Angus MacLean | 21 mins | streaming (HD) | 16:9 | USA / English
The fourth Toy Story short, Toy Story of Terror! is a made-for-TV Halloween special that nonetheless has all the quality we’ve come to expect from a Pixar short. (I say “nonetheless” — I’ve written at length before about my thoughts on the all-but-disappeared divide between TV and film.)
When new-owner Bonnie’s
mum’s mom’s car gets a flat, the toys and their owner are forced to spend the night at a roadside motel — the setting for many a horror movie, of course. And indeed there’s something suspicious at the motel; something that stalks toys, and snatches them… or worse…

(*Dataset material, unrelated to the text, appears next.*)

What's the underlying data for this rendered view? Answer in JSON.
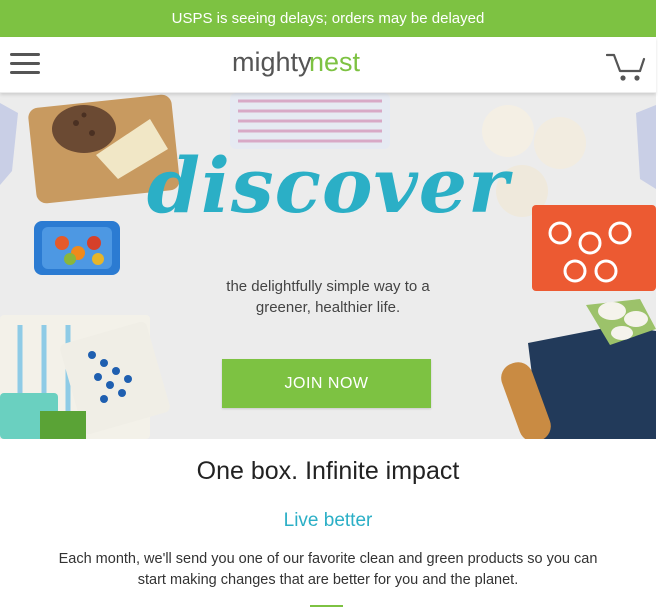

Of Terror winds up a mash-up of horror-trope-spoofery and usual kids’ tale Toy Story antics, pretty much divided half-and-half around the midpoint. Which is no bad thing when it’s all so much fun. The horror movie stuff early on is a suitable tribute to the genre, packed with atmosphere. Of course it’s kid-friendly and so not really scary, but there are plenty of nice references and a solid mystery — in A Horror Movie it could be any kind of monster stalking the toys, but in this (semi-)real world, what’s it going to turn out to be? The stand out, perhaps, is English-accented thesp Mr Pricklepants, who trots around describing all the horror movie tropes. It’s a top-notch performance from Timothy Dalton.
The second half is more familiar Toy Story stomping ground — indeed, if there’s one bum note, it’s that the villain and his ‘plot’ are almost a rehash of Toy Story 2. But hey, if you’re going to copy, copy from the best; plus it’s not exactly the same, just resonant; and it’s only a small part of a successful whole, so it can pass. As this is primarily a kids’ film, there’s a Moral Message to be learned. I don’t really object to that — it fits with the story and tone, and it also serves as character development for Jessie — it just always strikes me, when watching stuff aimed at kids now that I’m a grown up*, how blatant these Messages are when you know they’ll have been inserted.

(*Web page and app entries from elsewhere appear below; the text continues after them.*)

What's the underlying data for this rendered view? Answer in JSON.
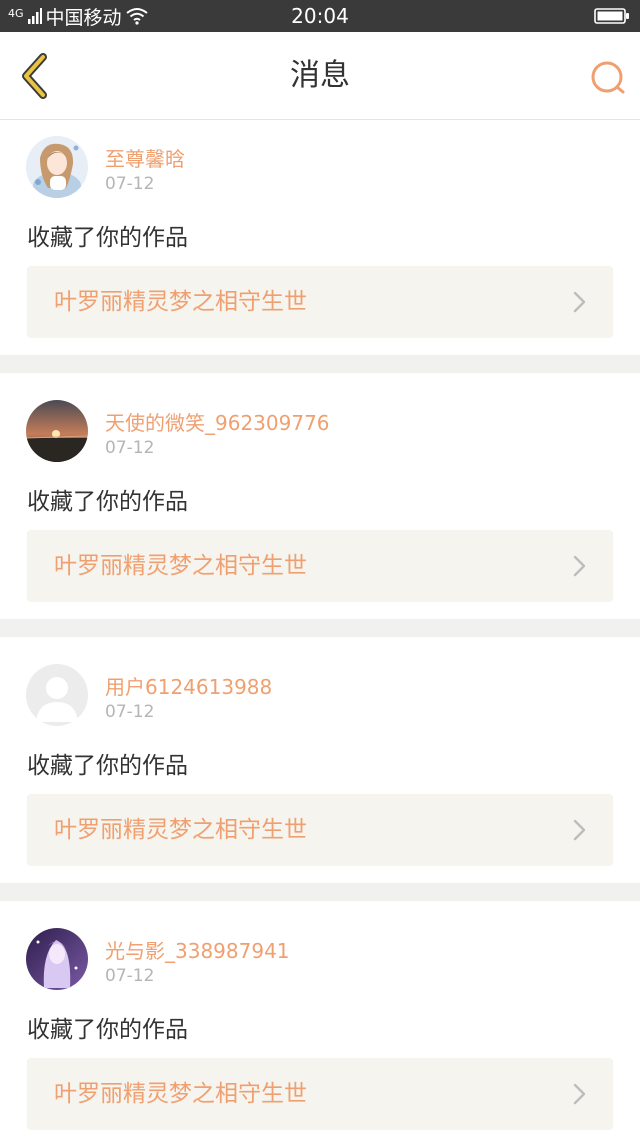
{
  "status_bar": {
    "network": "4G",
    "carrier": "中国移动",
    "time": "20:04",
    "icons": [
      "signal-icon",
      "wifi-icon",
      "battery-icon"
    ]
  },
  "header": {
    "title": "消息",
    "back_icon": "chevron-left-icon",
    "search_icon": "search-icon"
  },
  "colors": {
    "accent": "#f0a070",
    "back_icon": "#e9c440",
    "work_box_bg": "#f5f4ef",
    "separator": "#f1f1ef"
  },
  "messages": [
    {
      "username": "至尊馨晗",
      "date": "07-12",
      "action": "收藏了你的作品",
      "work_title": "叶罗丽精灵梦之相守生世",
      "avatar": "anime-girl-avatar"
    },
    {
      "username": "天使的微笑_962309776",
      "date": "07-12",
      "action": "收藏了你的作品",
      "work_title": "叶罗丽精灵梦之相守生世",
      "avatar": "sunset-avatar"
    },
    {
      "username": "用户6124613988",
      "date": "07-12",
      "action": "收藏了你的作品",
      "work_title": "叶罗丽精灵梦之相守生世",
      "avatar": "default-user-avatar"
    },
    {
      "username": "光与影_338987941",
      "date": "07-12",
      "action": "收藏了你的作品",
      "work_title": "叶罗丽精灵梦之相守生世",
      "avatar": "purple-hair-girl-avatar"
    }
  ]
}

Much to my delight, it moves at a rate of knots. This could easily have been a longer piece, evolving at a steady rate; perhaps not a full feature (not without a few more plot beats at least), but certainly longer. Instead, it goes like the clappers, and I appreciate that. Plus, even though it’s only a 20-minute TV special, Pixar have clearly poured all their usual love and attention into the animation. Highlights include a black-and-white horror movie at the start (oh, imagine a full-length Pixar film looking like that!), and an underground section lit by the spooky green glow of Buzz’s glow-in-the-dark parts, which is both amusing and effectively eerie. And best of all, the whole thing is genuinely funny. There’s a particularly great gag with a Pez dispenser near the end.

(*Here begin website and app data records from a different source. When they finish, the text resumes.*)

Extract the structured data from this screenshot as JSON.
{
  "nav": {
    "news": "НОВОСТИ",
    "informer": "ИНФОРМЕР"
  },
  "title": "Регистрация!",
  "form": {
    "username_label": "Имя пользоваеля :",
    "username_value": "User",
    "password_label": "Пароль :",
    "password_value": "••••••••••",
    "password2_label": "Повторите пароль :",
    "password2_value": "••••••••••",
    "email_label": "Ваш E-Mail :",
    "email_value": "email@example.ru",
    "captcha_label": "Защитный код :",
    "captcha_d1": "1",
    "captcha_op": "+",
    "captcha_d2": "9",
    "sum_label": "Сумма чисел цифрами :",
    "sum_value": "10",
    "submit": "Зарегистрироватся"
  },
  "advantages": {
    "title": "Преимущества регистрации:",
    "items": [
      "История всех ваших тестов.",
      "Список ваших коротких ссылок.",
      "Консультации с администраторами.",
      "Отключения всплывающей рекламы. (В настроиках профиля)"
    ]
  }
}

Apparently Toy Story of Terror! spent two years in development. While that might seem excessive for a mere under-half-hour animation, the time and effort have paid off handsomely: the result is a thoroughly entertaining short — and one that actually embraces its seasonal theme, rather than forcing it in as an afterthought. Terrific.
Toy Story of Terror! is currently exclusive to Sky Movies in the UK, showing regularly on their channels and available on demand, including via NOW TV.
* technically ^